“Ultimately, we’re in the people business,” she said. “I want to know what my clients’ goals are. Are they planning on hiring another employee? Aiming for a million-dollar revenue next year? Just looking to make sure they comply with the rules that give them the best tax savings? I don’t want to be just their accountant, I want to be on their team, helping them achieve what they’re setting out to do.”
Caring is sharing nomad advice
The boom of online forums such as Workfrom and Coworker have given nomads a community where they can find answers to a variety of questions on issues such as housing, cafes and cheap internet, and finding new clients.
Pino said having that community backbone has not only been vital to her accounting business, but it also encourages others looking to branch from their desk jobs to start their own businesses.
“Clients come to me all the time and say they’ve had an accountant for years but now want to use us because we understand what this life entails,” she said. “We face unique challenges, things that you just don’t get if you’ve never embraced this life.
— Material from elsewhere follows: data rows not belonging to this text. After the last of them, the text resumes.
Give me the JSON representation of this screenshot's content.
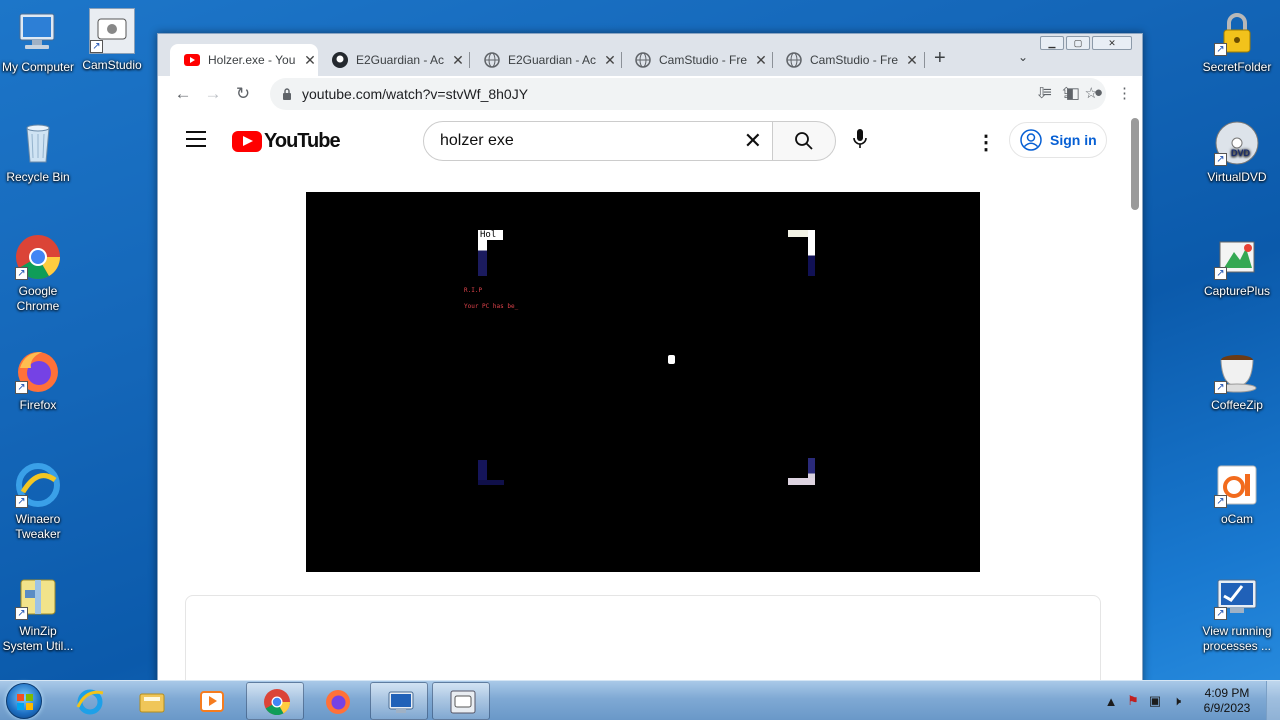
{
  "desktop": {
    "left_icons": [
      {
        "label": "My Computer"
      },
      {
        "label": "CamStudio"
      },
      {
        "label": "Recycle Bin"
      },
      {
        "label": "Google Chrome"
      },
      {
        "label": "Firefox"
      },
      {
        "label": "Winaero Tweaker"
      },
      {
        "label": "WinZip System Util..."
      }
    ],
    "right_icons": [
      {
        "label": "SecretFolder"
      },
      {
        "label": "VirtualDVD"
      },
      {
        "label": "CapturePlus"
      },
      {
        "label": "CoffeeZip"
      },
      {
        "label": "oCam"
      },
      {
        "label": "View running processes ..."
      }
    ]
  },
  "browser": {
    "tabs": [
      {
        "title": "Holzer.exe - You",
        "icon": "youtube-icon",
        "active": true
      },
      {
        "title": "E2Guardian - Ac",
        "icon": "github-icon",
        "active": false
      },
      {
        "title": "E2Guardian - Ac",
        "icon": "globe-icon",
        "active": false
      },
      {
        "title": "CamStudio - Fre",
        "icon": "globe-icon",
        "active": false
      },
      {
        "title": "CamStudio - Fre",
        "icon": "globe-icon",
        "active": false
      }
    ],
    "url": "youtube.com/watch?v=stvWf_8h0JY"
  },
  "youtube": {
    "logo_text": "YouTube",
    "search_query": "holzer exe",
    "sign_in_label": "Sign in"
  },
  "video": {
    "overlay_title": "Hol",
    "rip_line": "R.I.P",
    "pc_line": "Your PC has be_"
  },
  "taskbar": {
    "time": "4:09 PM",
    "date": "6/9/2023"
  },
  "colors": {
    "youtube_red": "#ff0000",
    "link_blue": "#065fd4",
    "desktop_blue": "#1466b8"
  }
}
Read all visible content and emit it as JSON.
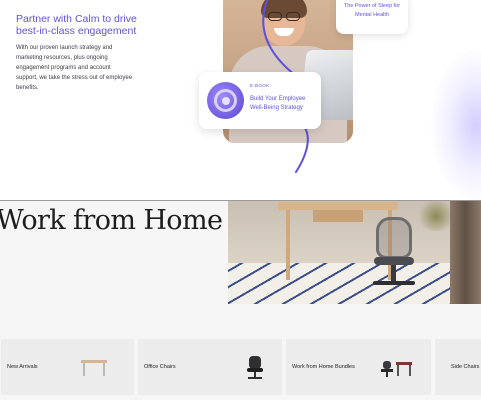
{
  "promo": {
    "headline": "Partner with Calm to drive best-in-class engagement",
    "body": "With our proven launch strategy and marketing resources, plus ongoing engagement programs and account support, we take the stress out of employee benefits.",
    "top_card_title": "The Power of Sleep for Mental Health",
    "ebook_tag": "E-BOOK",
    "ebook_title": "Build Your Employee Well-Being Strategy",
    "accent_color": "#5e54d6"
  },
  "wfh": {
    "title": "Work from Home",
    "categories": [
      {
        "label": "New Arrivals",
        "icon": "desk-thumbnail-icon"
      },
      {
        "label": "Office Chairs",
        "icon": "office-chair-thumbnail-icon"
      },
      {
        "label": "Work from Home Bundles",
        "icon": "bundle-thumbnail-icon"
      },
      {
        "label": "Side Chairs",
        "icon": "side-chair-thumbnail-icon"
      }
    ]
  }
}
You see people collaborating and coming together in the community who understand what your day-to-day is really like.”
Digital nomad accounting is critical
There’s no easy way around it: bookkeeping, accounting, and taxes are a serious pain in the bidet hole for digital nomads. Combine multicountry laws and they’ve got themselves a headache no amount of Caribbean moonshine, homemade sake, or Eastern Bloc beet wine can crush.
That’s why so many of them are leaving their books to professionals like those at Nomad Tax—a firm that understands digital nomad businesses because, well, it is one.
“Digital nomads are increasingly looking for accountants who know how to meet their needs,” Pino said. “That’s why we started Nomad Tax, to help nomads improve financial outcomes while embracing the fun and freedom of the nomad lifestyle ourselves.”
The digital nomad community is growing, but if the businesses and individuals within that group don’t get their accounting practices in order, their success will be limited. Thankfully, people like Pino are around to help them keep their books together, do their taxes right, and maximize financial opportunities.
If you’re an accountant and are thinking about breaking the chains and embarking on the digital nomad lifestyle, now might be the perfect time to do it. It works for Pino—so why not you?
Still not inspired? Read more about Pino’s digital nomad accountant journey here.